How do you make sports gambling more addictive? Make a role-playing game where you level up by completing quests of placing specific fake-money bets. And how does a sports community app like Hitpost build such a smart game? It hires lead producer Courtland Alves from games giant Crowdstar as its new CEO. After four years in sports, Hitpost is making a play for the social gaming big leagues.
Hitpost’s founder and former Chief Executive Aaron Krane tells me, “The team doesn’t care that I’m not the CEO anymore. They’re all obsessed with sports and it bonds them. They are thick as thieves. I love gambling but I don’t watch sports on TV. Getting Courtland in as CEO is the best contribution I can give.” Alves led monetization for three of Crowdstar’s top mobile titles, and is a beloved manager that could attract serious talent to Hitpost.
Krane will stay on as chairman and will advise the company on design. His passing of the torch doesn’t mean he thought the startup wasn’t going anywhere, but just that someone else was clearly more fit to lead. “This was such an obvious choice to better the business, the product, and the team, and all have noticeably improved already. Courtland’s network enables us to recruit an entirely different class of game builder.”
Getting into the games business and pulling in Alves has delighted Mike Maples, partner at Floodgate who fundedHitpost’s $2 million second round a year ago. Maples tells TechCrunch, “Hitpost is the only company I’ve seen that has successfully merged casual game mechanics with sports. Courtland is a proven leader to further this vision.”
How exactly did Hitpost merge gaming and sports? By scrapping much of what used to be Hitpost’s OnSports app. It offered live discussion of sports events, polls and news in a combo of asynchronous and second-screen entertainment. But it was a small betting feature where people could make pretend wagers about the outcomes of matches that really took off, so Hitpost doubled down on gambling. Some users might not be as excited about the loss of other functionality as Maples, Alves, and Krane are, but the team is convinced they’ll learn to love it. “Outrage is passion for your product,” Krane tells me.
Rather than just checking which teams are winning, Sports Bet for iOS and Android is designed to get your skin in the game. Fake skin, but that doesn’t make it much less addictive. You start with some chips that you can wager on who will win upcoming major U.S. league sports matches. Win and you’ll get more chips. But what’s truly innovative about Sports Bet is that it borrows role-playing game mechanics like leveling up. You gain experience points for placing any bet, win or lose, as well as completing missions like “bet on a hockey game” or “win with 2.5X odds against you.”
Combining the thrill of chance with the steady progression of an RPG makes Sports Bet remarkably addictive, and that’s where the monetization comes in. If you want to bet multiple times per hour you’ll run out of “energy” and need to buy more.
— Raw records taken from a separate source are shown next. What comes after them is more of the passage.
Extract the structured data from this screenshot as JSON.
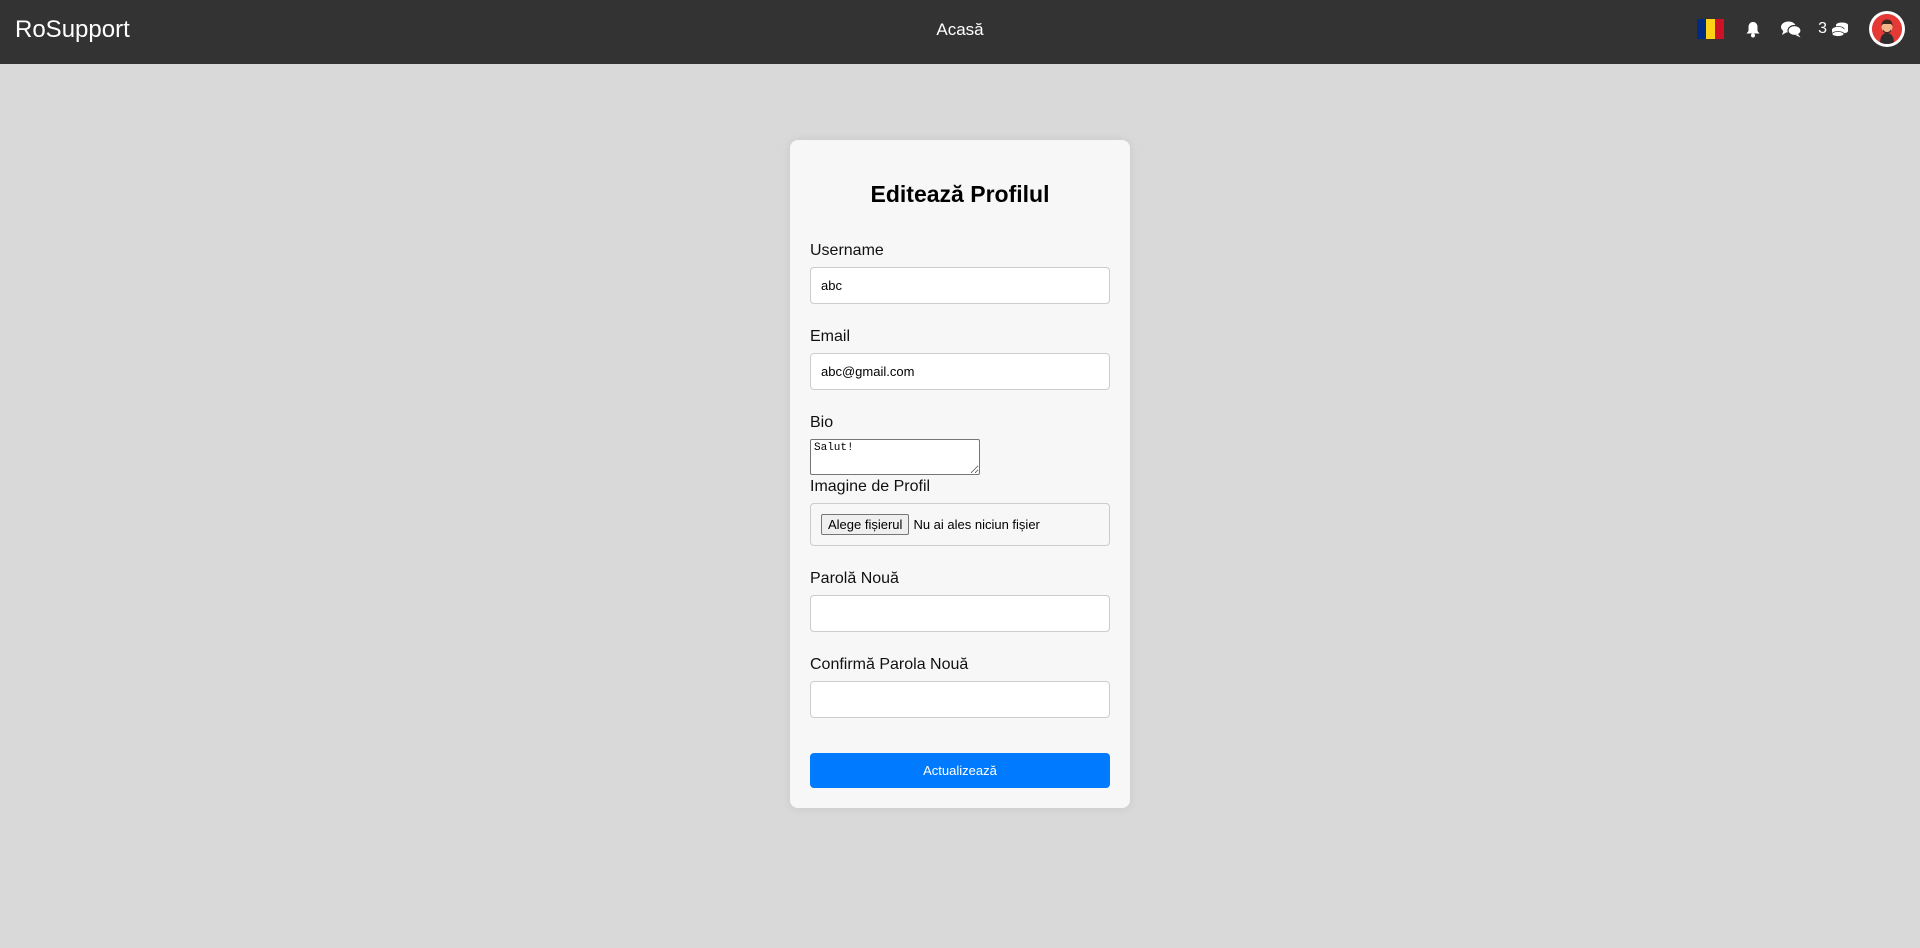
{
  "navbar": {
    "brand": "RoSupport",
    "home_link": "Acasă",
    "language_flag": "romania-flag",
    "flag_colors": [
      "#002B7F",
      "#FCD116",
      "#CE1126"
    ],
    "notifications_icon": "bell-icon",
    "messages_icon": "chat-icon",
    "coins_count": "3",
    "coins_icon": "coins-icon",
    "avatar_icon": "user-avatar"
  },
  "form": {
    "title": "Editează Profilul",
    "username": {
      "label": "Username",
      "value": "abc"
    },
    "email": {
      "label": "Email",
      "value": "abc@gmail.com"
    },
    "bio": {
      "label": "Bio",
      "value": "Salut!"
    },
    "profile_image": {
      "label": "Imagine de Profil",
      "button_label": "Alege fișierul",
      "status": "Nu ai ales niciun fișier"
    },
    "new_password": {
      "label": "Parolă Nouă",
      "value": ""
    },
    "confirm_password": {
      "label": "Confirmă Parola Nouă",
      "value": ""
    },
    "submit_label": "Actualizează"
  },
  "colors": {
    "navbar_bg": "#333333",
    "page_bg": "#d9d9d9",
    "card_bg": "#f7f7f7",
    "primary_button": "#007bff"
  }
}
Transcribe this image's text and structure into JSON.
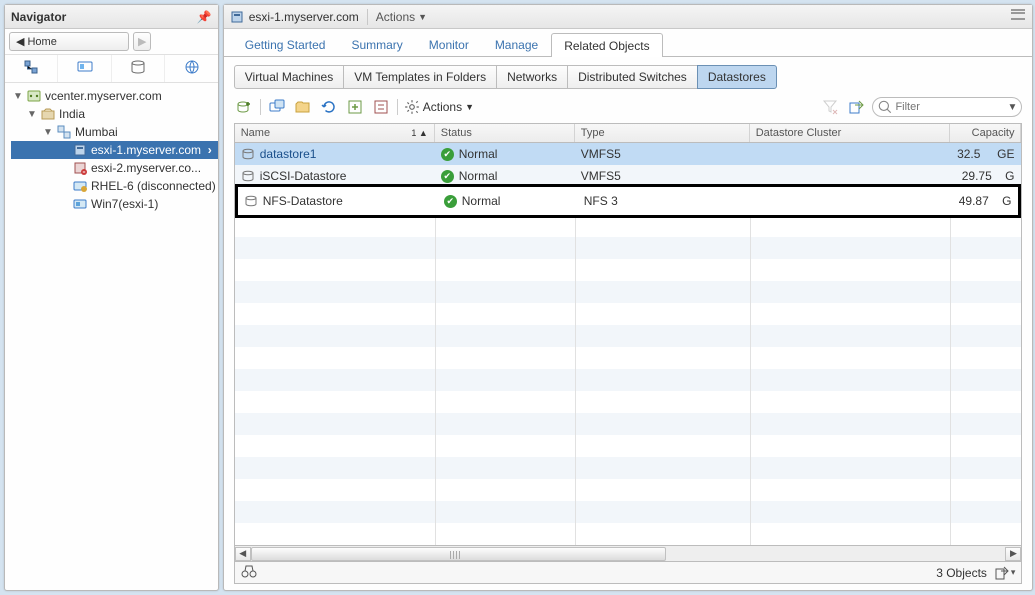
{
  "navigator": {
    "title": "Navigator",
    "breadcrumb": {
      "back_label": "Home"
    },
    "tree": {
      "vcenter": "vcenter.myserver.com",
      "datacenter": "India",
      "cluster": "Mumbai",
      "host1": "esxi-1.myserver.com",
      "host2": "esxi-2.myserver.co...",
      "vm1": "RHEL-6 (disconnected)",
      "vm2": "Win7(esxi-1)"
    }
  },
  "main": {
    "title": "esxi-1.myserver.com",
    "actions_label": "Actions",
    "top_tabs": [
      "Getting Started",
      "Summary",
      "Monitor",
      "Manage",
      "Related Objects"
    ],
    "sub_tabs": [
      "Virtual Machines",
      "VM Templates in Folders",
      "Networks",
      "Distributed Switches",
      "Datastores"
    ],
    "toolbar": {
      "actions_label": "Actions",
      "filter_placeholder": "Filter"
    },
    "columns": {
      "name": "Name",
      "status": "Status",
      "type": "Type",
      "cluster": "Datastore Cluster",
      "capacity": "Capacity",
      "sort": "1 ▲"
    },
    "rows": [
      {
        "name": "datastore1",
        "status": "Normal",
        "type": "VMFS5",
        "cluster": "",
        "capacity": "32.5",
        "unit": "GE"
      },
      {
        "name": "iSCSI-Datastore",
        "status": "Normal",
        "type": "VMFS5",
        "cluster": "",
        "capacity": "29.75",
        "unit": "G"
      },
      {
        "name": "NFS-Datastore",
        "status": "Normal",
        "type": "NFS 3",
        "cluster": "",
        "capacity": "49.87",
        "unit": "G"
      }
    ],
    "footer": {
      "count_label": "3 Objects"
    }
  }
}
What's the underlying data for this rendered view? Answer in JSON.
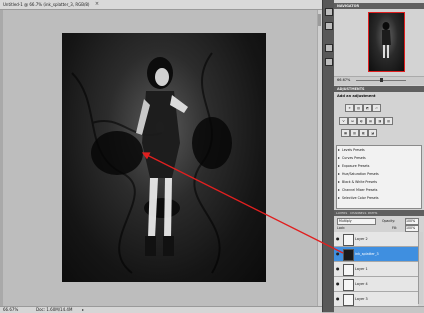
{
  "document": {
    "title": "Untitled-1 @ 66.7% (ink_splatter_3, RGB/8)",
    "close_glyph": "×",
    "zoom": "66.67%",
    "doc_size": "Doc: 1.60M/14.4M",
    "status_arrow": "▸"
  },
  "navigator": {
    "tab": "NAVIGATOR",
    "zoom": "66.67%"
  },
  "adjustments": {
    "tab": "ADJUSTMENTS",
    "hint": "Add an adjustment",
    "icons": [
      "☀",
      "▥",
      "◩",
      "▱",
      "V",
      "⊟",
      "◐",
      "▤",
      "◨",
      "▨",
      "▦",
      "▧",
      "◧",
      "◪"
    ],
    "presets": [
      "Levels Presets",
      "Curves Presets",
      "Exposure Presets",
      "Hue/Saturation Presets",
      "Black & White Presets",
      "Channel Mixer Presets",
      "Selective Color Presets"
    ]
  },
  "layers": {
    "tabs": [
      "LAYERS",
      "CHANNELS",
      "PATHS"
    ],
    "blend_mode": "Multiply",
    "opacity_label": "Opacity:",
    "opacity": "100%",
    "lock_label": "Lock:",
    "fill_label": "Fill:",
    "fill": "100%",
    "eye_glyph": "●",
    "items": [
      {
        "name": "Layer 2",
        "selected": false
      },
      {
        "name": "ink_splatter_3",
        "selected": true
      },
      {
        "name": "Layer 1",
        "selected": false
      },
      {
        "name": "Layer 4",
        "selected": false
      },
      {
        "name": "Layer 3",
        "selected": false
      }
    ]
  },
  "colors": {
    "selected_layer": "#3f8fe0",
    "annotation_arrow": "#e01f1f"
  }
}
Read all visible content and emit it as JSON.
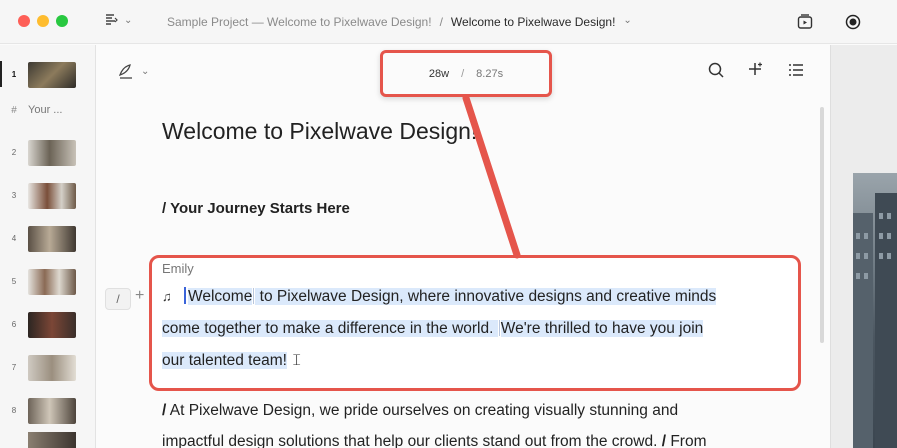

Originally you could bet as often as you wanted, but people were betting as much as 500 times a week. That proved people would pay if asked. You can also buy extra chips or instant power-ups if you need them. The mechanics could give Sports Bet serious engagement. When you use gambling to tie someone’s emotions to a sports match, you can count on them coming back to collect their winnings or try again for glory.
Bouncing around the app is fun thanks to some remarkably slick design. Big photos of the teams you’re betting on slide into the background while you consider a wager, the tiles all look sharp and glossy, and there are plenty of little flourishes. Krane believes users won’t get tired of Sports Bet and stop playing like most social games. “It could have the shelf life of years and years because sports is a perennially engaging experience. If you’re a sports fan, sports never get boring. Sports Bet could become a very sustainable platform like World Of Warcraft.”
Considering the rabid fan base and need for better mobile engagement, I’m surprised ESPN and Yahoo Sports haven’t thought to build something like Sports Bet. Instead they may come knocking on Hitpost’s door.